October 23, 2014, Posted by Richard in Baking Bad, Culture, Food, Recipes
As soon as a copy of Paul Hollywood’s new tome slammed onto the MWSAB desk, we were eagerly thumbing through it, deciding what slice of gold we were going to bake the hell out of. And, gosh-darn it, when even the Silver Fox himself demanded we document the process, it was clear this called for another round of BAKING BAD.
Since our last adventure, Tom Noble had seen fit to leave behind his ‘characterful’ Islington flat for some delightful new lodgings in London’s exotic Crouch End.
‘It’s like a Spanish Villa!’ Ben Willis spluttered, washing the tobacco and more miscellaneous filth from his fingers as he prepared to cook.
‘Tell me about it,’ Tom rejoined, thrusting cans of lager into the fridge and inexplicably spreading plain flour on top of the dishwasher.
With compliments offered and filthy fingers scrubbed, it was time to crack open a can and get bloody baking.
Sweat coursing down his cheek and into the gap where he accidentally shaved without the guard on his razor, Tom grappled manfully with the puff pastry. Before long the top of his dishwasher was adorned with a golden crown. Mesmerised, I watched him inserting it into a cake tin with the care and affection of a young lad applying glue to his first Spitfire Airfix kit.
The pastry placed, it was now time for me to shine. After a brief debate about what’s a dessert spoon and what’s a table spoon, I dutifully dolloped some raspberry jam into the mix. Textbook.
Wearied by our exertions, we stuck the brute into the fridge (post-lager removal), and headed to the soft embrace of the lounge area to watch a beleaguered Liverpool stretched apart by Real Madrid like the very pastry we had just been manipulating.
Half-time, and back to the kitchen. It was time to whack the rest of the ingredients into a bowl. Wham! No bother. Cristiano Ronaldo might have an extraordinary goalscoring record in the champions league, but by God I’d be surprised if he could combine eggs and milk this well. Mixture now added to the cooled jam and pastry party, it was time to bang the whole thing into a pre-heated oven and let that bad boy bake.
Ben Willis may have turned up an hour late after taking the wrong train, having to take solace in a nearby kebab shop as the kindly proprietors juiced his iPhone5 and offered him cigarettes, but that wasn’t going to hinder him, especially after Tom and I had already sorted out the mixture.

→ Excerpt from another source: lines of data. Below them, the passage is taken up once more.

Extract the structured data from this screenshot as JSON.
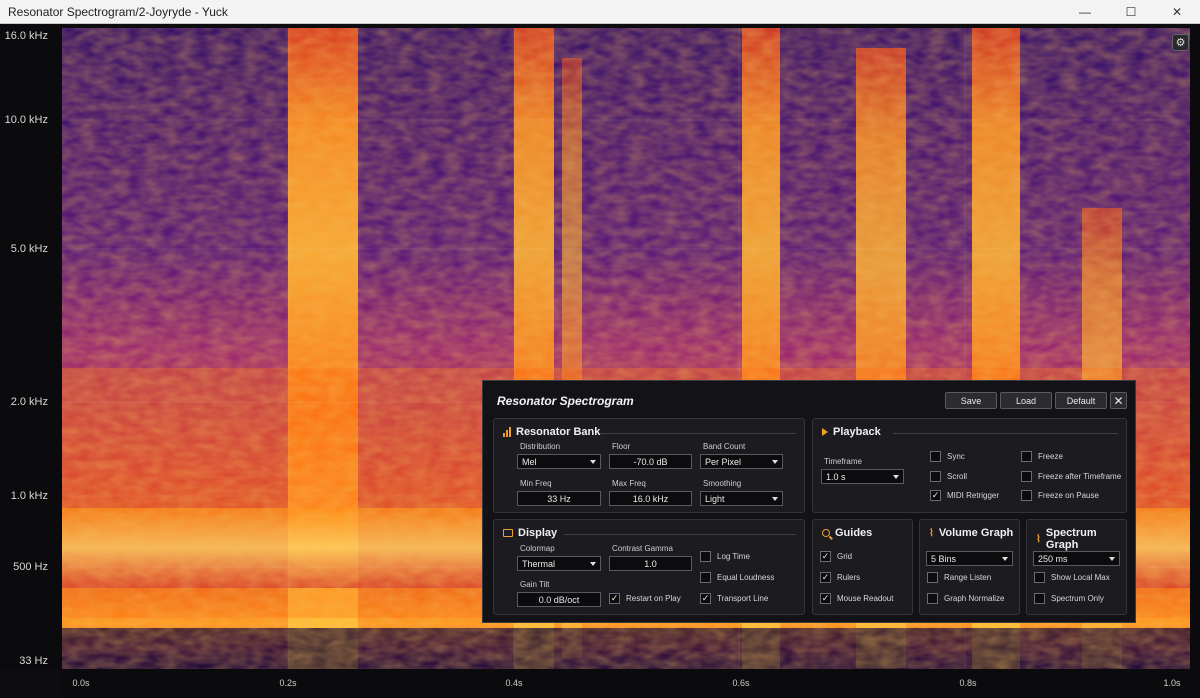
{
  "window": {
    "title": "Resonator Spectrogram/2-Joyryde - Yuck"
  },
  "titlebar_buttons": {
    "minimize": "—",
    "maximize": "☐",
    "close": "✕"
  },
  "y_axis": {
    "labels": [
      "16.0 kHz",
      "10.0 kHz",
      "5.0 kHz",
      "2.0 kHz",
      "1.0 kHz",
      "500 Hz",
      "33 Hz"
    ]
  },
  "x_axis": {
    "labels": [
      "0.0s",
      "0.2s",
      "0.4s",
      "0.6s",
      "0.8s",
      "1.0s"
    ]
  },
  "gear_button": {
    "icon": "gear-icon",
    "glyph": "⚙"
  },
  "colors": {
    "accent": "#f0a030",
    "colormap": [
      "#1a0a3a",
      "#4a1a7a",
      "#8a2a8a",
      "#d03030",
      "#ff7a10",
      "#ffd040",
      "#fff4b0"
    ]
  },
  "panel": {
    "title": "Resonator Spectrogram",
    "save": "Save",
    "load": "Load",
    "default": "Default",
    "close": "✕",
    "resonator_bank": {
      "title": "Resonator Bank",
      "distribution_label": "Distribution",
      "distribution": "Mel",
      "floor_label": "Floor",
      "floor": "-70.0 dB",
      "band_count_label": "Band Count",
      "band_count": "Per Pixel",
      "min_freq_label": "Min Freq",
      "min_freq": "33 Hz",
      "max_freq_label": "Max Freq",
      "max_freq": "16.0 kHz",
      "smoothing_label": "Smoothing",
      "smoothing": "Light"
    },
    "playback": {
      "title": "Playback",
      "timeframe_label": "Timeframe",
      "timeframe": "1.0 s",
      "checks": [
        {
          "label": "Sync",
          "checked": false
        },
        {
          "label": "Scroll",
          "checked": false
        },
        {
          "label": "MIDI Retrigger",
          "checked": true
        },
        {
          "label": "Freeze",
          "checked": false
        },
        {
          "label": "Freeze after Timeframe",
          "checked": false
        },
        {
          "label": "Freeze on Pause",
          "checked": false
        }
      ]
    },
    "display": {
      "title": "Display",
      "colormap_label": "Colormap",
      "colormap": "Thermal",
      "contrast_label": "Contrast Gamma",
      "contrast": "1.0",
      "gain_tilt_label": "Gain Tilt",
      "gain_tilt": "0.0 dB/oct",
      "checks": [
        {
          "label": "Restart on Play",
          "checked": true
        },
        {
          "label": "Log Time",
          "checked": false
        },
        {
          "label": "Equal Loudness",
          "checked": false
        },
        {
          "label": "Transport Line",
          "checked": true
        }
      ]
    },
    "guides": {
      "title": "Guides",
      "checks": [
        {
          "label": "Grid",
          "checked": true
        },
        {
          "label": "Rulers",
          "checked": true
        },
        {
          "label": "Mouse Readout",
          "checked": true
        }
      ]
    },
    "volume_graph": {
      "title": "Volume Graph",
      "bins": "5 Bins",
      "checks": [
        {
          "label": "Range Listen",
          "checked": false
        },
        {
          "label": "Graph Normalize",
          "checked": false
        }
      ]
    },
    "spectrum_graph": {
      "title": "Spectrum Graph",
      "window": "250 ms",
      "checks": [
        {
          "label": "Show Local Max",
          "checked": false
        },
        {
          "label": "Spectrum Only",
          "checked": false
        }
      ]
    }
  }
}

To describe the breathtaking dexterity with which he fingered the dough is nigh on impossible. He reminded me of a master-puppeteer, who, with a flick of his pinkie, could create such nuanced changes in his puppets’ movements as to make us think those wooden sods were real.

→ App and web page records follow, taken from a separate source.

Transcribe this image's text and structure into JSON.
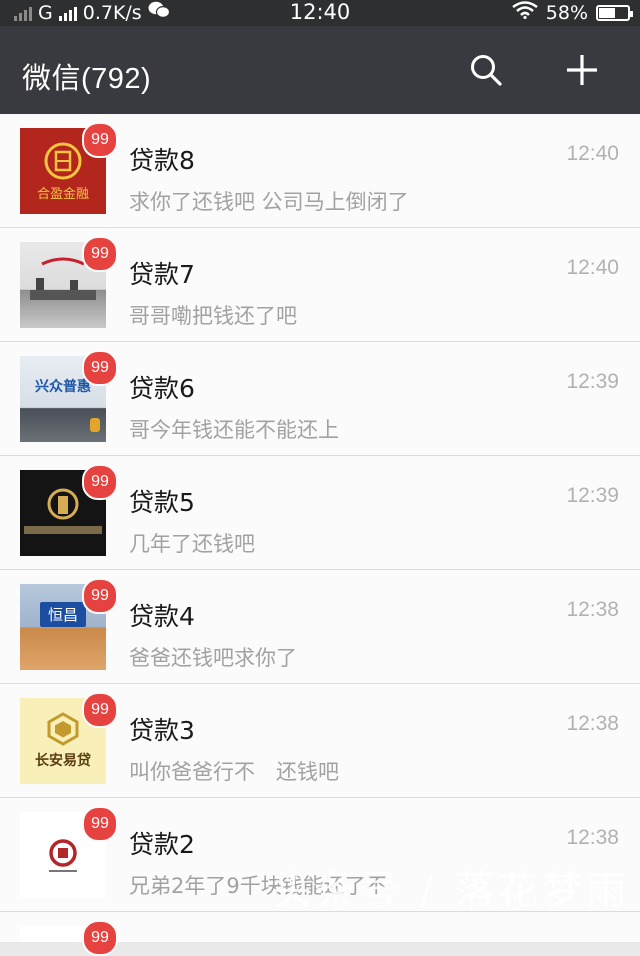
{
  "status_bar": {
    "network_type": "G",
    "speed": "0.7K/s",
    "time": "12:40",
    "battery": "58%",
    "battery_level": 0.58
  },
  "header": {
    "title": "微信(792)",
    "search_icon": "search-icon",
    "add_icon": "plus-icon"
  },
  "chats": [
    {
      "name": "贷款8",
      "message": "求你了还钱吧 公司马上倒闭了",
      "time": "12:40",
      "badge": "99",
      "avatar_text": "合盈金融"
    },
    {
      "name": "贷款7",
      "message": "哥哥嘞把钱还了吧",
      "time": "12:40",
      "badge": "99",
      "avatar_text": ""
    },
    {
      "name": "贷款6",
      "message": "哥今年钱还能不能还上",
      "time": "12:39",
      "badge": "99",
      "avatar_text": "兴众普惠"
    },
    {
      "name": "贷款5",
      "message": "几年了还钱吧",
      "time": "12:39",
      "badge": "99",
      "avatar_text": ""
    },
    {
      "name": "贷款4",
      "message": "爸爸还钱吧求你了",
      "time": "12:38",
      "badge": "99",
      "avatar_text": "恒昌"
    },
    {
      "name": "贷款3",
      "message": "叫你爸爸行不　还钱吧",
      "time": "12:38",
      "badge": "99",
      "avatar_text": "长安易贷"
    },
    {
      "name": "贷款2",
      "message": "兄弟2年了9千块钱能还了不",
      "time": "12:38",
      "badge": "99",
      "avatar_text": ""
    },
    {
      "name": "",
      "message": "",
      "time": "",
      "badge": "99",
      "avatar_text": ""
    }
  ],
  "watermark": "头条号 / 落花梦雨",
  "colors": {
    "header_bg": "#393a3f",
    "badge": "#e64340",
    "row_bg": "#fbfbfb"
  }
}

Later, we crowded around the oven like excited kiddiewinks on Christmas morn. Had Santa been? You better believe it. The golden treats which awaited us in that piping prison were nothing short of basically edible. Tom in particular was so taken aback by the sight and smell of the slightly charred pastry that he became overcome with nostalgia for his northern childhood. Proust had his madeleines, Noble had his Bakewell Pudding.

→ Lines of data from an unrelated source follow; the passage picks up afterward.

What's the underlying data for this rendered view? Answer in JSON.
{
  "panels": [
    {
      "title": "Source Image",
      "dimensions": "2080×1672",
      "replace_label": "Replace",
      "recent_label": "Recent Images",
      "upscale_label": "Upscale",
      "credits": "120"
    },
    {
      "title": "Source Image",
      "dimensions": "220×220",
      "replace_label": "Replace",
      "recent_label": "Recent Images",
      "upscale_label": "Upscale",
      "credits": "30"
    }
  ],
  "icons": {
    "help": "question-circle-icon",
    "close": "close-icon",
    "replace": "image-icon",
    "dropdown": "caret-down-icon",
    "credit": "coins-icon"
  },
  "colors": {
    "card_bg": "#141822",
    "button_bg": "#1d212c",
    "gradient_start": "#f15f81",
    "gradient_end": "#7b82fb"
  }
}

Bidding our host and, dare I say it – friend – adieu, Ben and I hastened out into the night. We shivered against the chill, hurrying past a dimly lit Londis on the way to the bus stop. But whilst the night air did its best to infiltrate our coats, it was powerless against the warm glow that throbbed in our hearts.
Quite simply, we had baked our little socks off.
Both of these actually turned out really rather well, and there are some excellent recipes in this beautifully produced book. Whether you fancy tackling some of Paul’s brilliant British recipes for yourself, or need some early Christmas-shopping inspiration, we heartily recommend you part with your dosh for this one.
Paul Hollywood’s British Baking is out now from Bloomsbury